= ACTIVITY =
Look through the data below, and copy each line that carries the word "result".

[DATA SHOWN Boundary: Start]

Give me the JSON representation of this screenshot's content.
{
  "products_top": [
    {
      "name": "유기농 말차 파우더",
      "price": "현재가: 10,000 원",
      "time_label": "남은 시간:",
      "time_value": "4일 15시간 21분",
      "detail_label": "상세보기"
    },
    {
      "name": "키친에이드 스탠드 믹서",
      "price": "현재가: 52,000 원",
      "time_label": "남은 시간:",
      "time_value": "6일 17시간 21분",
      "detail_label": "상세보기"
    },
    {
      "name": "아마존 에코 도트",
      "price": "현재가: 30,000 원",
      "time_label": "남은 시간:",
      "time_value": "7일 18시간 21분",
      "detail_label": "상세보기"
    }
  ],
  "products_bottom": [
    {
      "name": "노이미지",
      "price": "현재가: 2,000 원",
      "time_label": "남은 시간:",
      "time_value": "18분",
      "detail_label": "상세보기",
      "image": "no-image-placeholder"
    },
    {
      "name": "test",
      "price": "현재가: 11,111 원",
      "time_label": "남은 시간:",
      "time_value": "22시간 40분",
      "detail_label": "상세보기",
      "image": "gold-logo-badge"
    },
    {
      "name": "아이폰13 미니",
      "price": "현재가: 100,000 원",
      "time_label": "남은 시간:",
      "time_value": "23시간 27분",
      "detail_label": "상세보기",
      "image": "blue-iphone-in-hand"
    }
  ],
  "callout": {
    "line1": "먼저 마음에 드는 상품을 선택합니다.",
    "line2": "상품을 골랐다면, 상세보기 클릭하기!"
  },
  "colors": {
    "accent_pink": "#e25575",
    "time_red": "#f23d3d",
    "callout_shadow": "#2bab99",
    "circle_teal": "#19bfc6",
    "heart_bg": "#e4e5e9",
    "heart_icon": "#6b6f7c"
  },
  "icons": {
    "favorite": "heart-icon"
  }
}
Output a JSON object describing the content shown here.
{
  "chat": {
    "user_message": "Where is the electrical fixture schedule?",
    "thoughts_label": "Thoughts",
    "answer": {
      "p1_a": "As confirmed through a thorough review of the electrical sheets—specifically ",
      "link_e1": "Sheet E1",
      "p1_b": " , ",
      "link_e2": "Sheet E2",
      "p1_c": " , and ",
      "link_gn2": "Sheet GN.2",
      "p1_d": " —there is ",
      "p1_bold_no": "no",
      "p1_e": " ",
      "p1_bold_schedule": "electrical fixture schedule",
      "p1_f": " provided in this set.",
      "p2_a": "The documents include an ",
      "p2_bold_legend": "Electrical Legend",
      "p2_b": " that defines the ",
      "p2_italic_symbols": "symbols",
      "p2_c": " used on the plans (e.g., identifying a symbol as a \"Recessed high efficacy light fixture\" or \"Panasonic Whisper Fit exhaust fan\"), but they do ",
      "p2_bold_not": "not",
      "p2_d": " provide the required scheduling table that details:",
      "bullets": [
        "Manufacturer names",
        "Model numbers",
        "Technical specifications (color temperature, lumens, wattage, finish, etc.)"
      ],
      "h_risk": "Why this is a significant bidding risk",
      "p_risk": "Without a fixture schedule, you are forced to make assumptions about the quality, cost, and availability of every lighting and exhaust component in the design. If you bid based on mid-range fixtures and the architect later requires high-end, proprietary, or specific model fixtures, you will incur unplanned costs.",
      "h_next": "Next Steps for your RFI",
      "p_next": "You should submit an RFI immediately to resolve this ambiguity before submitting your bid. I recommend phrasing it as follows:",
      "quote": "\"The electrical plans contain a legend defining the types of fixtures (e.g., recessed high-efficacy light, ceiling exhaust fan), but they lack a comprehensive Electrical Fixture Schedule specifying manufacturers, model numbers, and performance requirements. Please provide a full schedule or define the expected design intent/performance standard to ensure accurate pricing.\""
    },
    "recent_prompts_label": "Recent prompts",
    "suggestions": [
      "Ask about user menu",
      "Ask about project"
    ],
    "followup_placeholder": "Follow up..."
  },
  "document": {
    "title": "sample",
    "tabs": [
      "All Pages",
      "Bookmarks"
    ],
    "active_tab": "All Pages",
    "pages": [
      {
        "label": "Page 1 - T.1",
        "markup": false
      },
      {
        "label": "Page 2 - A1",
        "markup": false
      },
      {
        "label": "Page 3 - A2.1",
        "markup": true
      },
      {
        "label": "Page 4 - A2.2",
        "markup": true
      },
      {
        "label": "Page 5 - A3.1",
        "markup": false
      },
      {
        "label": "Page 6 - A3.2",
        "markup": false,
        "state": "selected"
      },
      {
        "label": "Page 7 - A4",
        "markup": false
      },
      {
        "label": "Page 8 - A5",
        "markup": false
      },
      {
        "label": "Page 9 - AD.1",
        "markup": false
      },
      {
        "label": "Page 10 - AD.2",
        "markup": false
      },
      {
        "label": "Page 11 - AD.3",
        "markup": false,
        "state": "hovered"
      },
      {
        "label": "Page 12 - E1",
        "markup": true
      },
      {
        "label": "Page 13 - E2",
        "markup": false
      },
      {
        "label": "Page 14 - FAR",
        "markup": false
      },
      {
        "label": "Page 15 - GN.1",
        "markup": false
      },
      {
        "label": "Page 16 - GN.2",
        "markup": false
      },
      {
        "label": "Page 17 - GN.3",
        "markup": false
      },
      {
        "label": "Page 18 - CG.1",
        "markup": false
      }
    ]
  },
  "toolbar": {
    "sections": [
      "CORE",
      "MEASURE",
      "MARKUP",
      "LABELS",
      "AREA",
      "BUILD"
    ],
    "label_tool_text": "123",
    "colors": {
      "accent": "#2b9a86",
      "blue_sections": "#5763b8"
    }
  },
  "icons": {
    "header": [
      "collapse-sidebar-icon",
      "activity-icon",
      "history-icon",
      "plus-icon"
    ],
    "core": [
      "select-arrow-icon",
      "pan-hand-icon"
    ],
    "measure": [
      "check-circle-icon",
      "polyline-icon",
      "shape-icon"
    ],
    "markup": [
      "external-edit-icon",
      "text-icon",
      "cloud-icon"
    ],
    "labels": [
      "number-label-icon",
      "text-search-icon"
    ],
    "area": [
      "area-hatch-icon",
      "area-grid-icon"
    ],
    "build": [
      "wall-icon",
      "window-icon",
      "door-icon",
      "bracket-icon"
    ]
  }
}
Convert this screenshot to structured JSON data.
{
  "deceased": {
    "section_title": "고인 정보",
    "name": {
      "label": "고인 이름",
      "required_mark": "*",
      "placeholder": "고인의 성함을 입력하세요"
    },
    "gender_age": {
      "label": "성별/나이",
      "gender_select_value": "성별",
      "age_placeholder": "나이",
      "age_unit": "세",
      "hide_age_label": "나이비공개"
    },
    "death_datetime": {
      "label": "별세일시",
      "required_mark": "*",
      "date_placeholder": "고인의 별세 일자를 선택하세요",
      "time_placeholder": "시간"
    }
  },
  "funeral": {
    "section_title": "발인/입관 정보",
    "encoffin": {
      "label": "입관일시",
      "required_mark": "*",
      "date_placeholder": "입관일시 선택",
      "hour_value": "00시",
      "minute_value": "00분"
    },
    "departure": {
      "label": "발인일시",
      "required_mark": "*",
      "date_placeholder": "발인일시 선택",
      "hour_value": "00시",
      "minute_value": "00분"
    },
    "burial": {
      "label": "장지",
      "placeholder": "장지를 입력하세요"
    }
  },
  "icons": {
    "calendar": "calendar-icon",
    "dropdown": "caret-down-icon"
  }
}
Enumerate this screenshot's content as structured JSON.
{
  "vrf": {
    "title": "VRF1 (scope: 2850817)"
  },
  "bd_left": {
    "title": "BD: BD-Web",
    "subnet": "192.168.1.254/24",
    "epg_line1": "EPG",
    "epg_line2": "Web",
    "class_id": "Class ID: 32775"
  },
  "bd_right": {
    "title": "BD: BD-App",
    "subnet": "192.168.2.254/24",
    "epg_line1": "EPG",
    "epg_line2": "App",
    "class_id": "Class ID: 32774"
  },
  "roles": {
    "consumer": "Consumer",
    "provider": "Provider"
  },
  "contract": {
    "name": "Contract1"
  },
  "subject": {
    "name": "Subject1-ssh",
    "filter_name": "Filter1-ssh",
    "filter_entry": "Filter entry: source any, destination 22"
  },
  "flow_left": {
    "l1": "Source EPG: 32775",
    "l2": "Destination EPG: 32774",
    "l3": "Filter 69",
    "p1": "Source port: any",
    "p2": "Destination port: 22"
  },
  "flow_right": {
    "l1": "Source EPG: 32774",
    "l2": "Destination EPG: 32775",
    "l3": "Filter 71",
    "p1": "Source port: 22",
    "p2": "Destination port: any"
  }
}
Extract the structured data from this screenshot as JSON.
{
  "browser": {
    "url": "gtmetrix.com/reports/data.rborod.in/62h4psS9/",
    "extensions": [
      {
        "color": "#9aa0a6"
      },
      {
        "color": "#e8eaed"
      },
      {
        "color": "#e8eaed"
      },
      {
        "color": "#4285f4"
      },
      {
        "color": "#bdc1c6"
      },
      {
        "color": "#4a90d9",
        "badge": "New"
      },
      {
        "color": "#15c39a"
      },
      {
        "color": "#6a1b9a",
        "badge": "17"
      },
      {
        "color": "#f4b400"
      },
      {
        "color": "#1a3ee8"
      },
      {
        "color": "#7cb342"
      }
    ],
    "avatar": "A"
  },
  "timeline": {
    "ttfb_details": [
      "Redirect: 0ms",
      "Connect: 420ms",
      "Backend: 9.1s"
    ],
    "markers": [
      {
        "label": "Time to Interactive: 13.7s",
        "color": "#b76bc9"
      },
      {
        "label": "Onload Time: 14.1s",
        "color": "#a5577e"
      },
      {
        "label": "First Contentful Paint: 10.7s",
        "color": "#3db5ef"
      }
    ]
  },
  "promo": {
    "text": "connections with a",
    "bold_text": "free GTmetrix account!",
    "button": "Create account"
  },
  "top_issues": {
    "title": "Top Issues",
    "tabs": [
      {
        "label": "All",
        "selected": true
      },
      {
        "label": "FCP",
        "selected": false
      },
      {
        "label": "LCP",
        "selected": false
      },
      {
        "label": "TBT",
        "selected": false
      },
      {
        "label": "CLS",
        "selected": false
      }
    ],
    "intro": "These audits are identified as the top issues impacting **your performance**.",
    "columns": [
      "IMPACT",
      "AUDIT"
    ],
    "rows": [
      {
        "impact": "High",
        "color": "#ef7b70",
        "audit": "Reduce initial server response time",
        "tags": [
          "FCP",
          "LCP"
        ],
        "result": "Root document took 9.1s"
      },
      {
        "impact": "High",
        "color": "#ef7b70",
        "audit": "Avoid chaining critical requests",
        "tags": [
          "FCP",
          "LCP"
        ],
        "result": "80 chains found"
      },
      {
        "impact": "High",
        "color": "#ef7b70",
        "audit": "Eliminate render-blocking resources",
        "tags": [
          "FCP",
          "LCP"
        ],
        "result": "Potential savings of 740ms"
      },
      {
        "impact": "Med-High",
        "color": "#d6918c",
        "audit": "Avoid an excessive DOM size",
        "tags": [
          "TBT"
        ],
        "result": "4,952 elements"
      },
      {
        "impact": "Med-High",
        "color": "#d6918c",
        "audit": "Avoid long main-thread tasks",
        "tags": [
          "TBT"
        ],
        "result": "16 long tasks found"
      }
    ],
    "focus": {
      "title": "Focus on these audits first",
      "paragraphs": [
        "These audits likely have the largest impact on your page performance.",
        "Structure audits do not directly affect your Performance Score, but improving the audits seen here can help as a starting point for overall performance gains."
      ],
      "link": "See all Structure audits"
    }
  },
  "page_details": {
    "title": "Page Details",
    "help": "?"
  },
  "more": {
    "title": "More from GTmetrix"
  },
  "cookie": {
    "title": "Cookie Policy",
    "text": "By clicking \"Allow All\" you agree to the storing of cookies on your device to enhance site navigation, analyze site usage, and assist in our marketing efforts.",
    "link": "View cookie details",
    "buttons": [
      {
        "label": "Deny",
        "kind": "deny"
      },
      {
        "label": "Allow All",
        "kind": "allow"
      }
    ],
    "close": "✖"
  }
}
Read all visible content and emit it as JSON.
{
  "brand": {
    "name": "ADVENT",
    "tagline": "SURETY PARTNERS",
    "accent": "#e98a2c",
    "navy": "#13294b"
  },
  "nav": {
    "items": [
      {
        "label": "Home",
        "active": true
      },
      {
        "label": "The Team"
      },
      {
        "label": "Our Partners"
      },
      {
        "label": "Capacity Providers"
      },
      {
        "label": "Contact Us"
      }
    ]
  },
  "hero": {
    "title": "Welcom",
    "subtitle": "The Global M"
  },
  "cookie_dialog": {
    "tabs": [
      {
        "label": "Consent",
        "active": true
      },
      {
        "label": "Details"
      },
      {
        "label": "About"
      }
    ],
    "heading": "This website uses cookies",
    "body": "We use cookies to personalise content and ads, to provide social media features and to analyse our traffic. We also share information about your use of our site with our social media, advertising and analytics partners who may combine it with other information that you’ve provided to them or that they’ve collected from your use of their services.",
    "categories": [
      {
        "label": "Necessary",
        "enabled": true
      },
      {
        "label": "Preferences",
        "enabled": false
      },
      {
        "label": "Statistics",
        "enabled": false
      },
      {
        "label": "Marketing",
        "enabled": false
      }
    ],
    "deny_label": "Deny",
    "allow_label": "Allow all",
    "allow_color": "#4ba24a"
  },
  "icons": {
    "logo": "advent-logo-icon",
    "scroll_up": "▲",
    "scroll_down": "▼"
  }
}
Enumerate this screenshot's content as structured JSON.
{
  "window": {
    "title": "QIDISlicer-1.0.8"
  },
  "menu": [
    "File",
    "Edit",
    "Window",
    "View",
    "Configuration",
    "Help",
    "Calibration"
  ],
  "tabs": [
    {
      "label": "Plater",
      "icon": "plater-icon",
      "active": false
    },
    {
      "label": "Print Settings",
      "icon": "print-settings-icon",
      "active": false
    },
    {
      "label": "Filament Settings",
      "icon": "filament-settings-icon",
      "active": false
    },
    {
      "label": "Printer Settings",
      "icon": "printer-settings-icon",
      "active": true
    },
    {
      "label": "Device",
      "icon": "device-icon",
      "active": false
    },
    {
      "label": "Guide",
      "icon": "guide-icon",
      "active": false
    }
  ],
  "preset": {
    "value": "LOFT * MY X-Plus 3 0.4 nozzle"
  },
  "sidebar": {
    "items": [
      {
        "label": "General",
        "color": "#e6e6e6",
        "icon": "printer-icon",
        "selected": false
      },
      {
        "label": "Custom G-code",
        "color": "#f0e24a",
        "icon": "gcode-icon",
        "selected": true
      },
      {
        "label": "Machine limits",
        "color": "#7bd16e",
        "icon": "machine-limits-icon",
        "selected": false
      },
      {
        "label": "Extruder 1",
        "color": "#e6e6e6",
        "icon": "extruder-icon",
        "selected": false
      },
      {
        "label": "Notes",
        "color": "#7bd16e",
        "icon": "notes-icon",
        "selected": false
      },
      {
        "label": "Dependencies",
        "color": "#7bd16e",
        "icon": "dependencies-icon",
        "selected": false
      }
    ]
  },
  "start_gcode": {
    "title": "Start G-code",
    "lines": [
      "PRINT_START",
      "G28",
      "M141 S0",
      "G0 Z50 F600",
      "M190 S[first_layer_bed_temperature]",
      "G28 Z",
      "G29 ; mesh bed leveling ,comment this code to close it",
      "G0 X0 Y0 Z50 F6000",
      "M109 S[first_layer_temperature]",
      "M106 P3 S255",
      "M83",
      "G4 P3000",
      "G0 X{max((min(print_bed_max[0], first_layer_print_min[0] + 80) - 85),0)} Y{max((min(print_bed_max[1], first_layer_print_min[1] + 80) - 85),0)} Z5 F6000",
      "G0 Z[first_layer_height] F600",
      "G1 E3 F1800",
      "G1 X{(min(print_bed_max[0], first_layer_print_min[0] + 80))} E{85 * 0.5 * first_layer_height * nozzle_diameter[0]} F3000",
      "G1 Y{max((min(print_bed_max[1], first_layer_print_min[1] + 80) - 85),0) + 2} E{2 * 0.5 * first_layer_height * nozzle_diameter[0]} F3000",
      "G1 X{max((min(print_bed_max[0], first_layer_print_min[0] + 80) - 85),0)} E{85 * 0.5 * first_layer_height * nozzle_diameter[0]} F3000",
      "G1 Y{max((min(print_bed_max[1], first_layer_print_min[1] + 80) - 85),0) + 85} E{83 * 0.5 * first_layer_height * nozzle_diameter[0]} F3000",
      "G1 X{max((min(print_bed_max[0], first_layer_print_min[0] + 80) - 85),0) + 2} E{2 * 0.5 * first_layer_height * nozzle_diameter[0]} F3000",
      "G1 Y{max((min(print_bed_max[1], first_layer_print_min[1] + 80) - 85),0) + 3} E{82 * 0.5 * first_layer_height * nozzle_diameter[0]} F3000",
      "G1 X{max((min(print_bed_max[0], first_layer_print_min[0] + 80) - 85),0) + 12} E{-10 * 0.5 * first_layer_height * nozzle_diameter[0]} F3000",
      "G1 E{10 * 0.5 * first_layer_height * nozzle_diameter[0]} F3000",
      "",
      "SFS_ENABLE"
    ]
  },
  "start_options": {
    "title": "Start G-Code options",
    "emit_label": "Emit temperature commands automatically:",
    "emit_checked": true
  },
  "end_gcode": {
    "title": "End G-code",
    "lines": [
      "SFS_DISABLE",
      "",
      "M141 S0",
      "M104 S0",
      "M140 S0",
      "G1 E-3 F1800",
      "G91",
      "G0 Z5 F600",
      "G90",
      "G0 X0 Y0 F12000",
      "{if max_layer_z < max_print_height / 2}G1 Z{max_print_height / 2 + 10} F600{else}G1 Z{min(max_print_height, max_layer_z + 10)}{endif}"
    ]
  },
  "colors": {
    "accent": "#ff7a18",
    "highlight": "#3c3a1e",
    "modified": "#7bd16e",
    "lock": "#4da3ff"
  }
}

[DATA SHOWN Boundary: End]

= WRITTEN SOLUTION =
        "result": "Root document took 9.1s"
        "result": "80 chains found"
        "result": "Potential savings of 740ms"
        "result": "4,952 elements"
        "result": "16 long tasks found"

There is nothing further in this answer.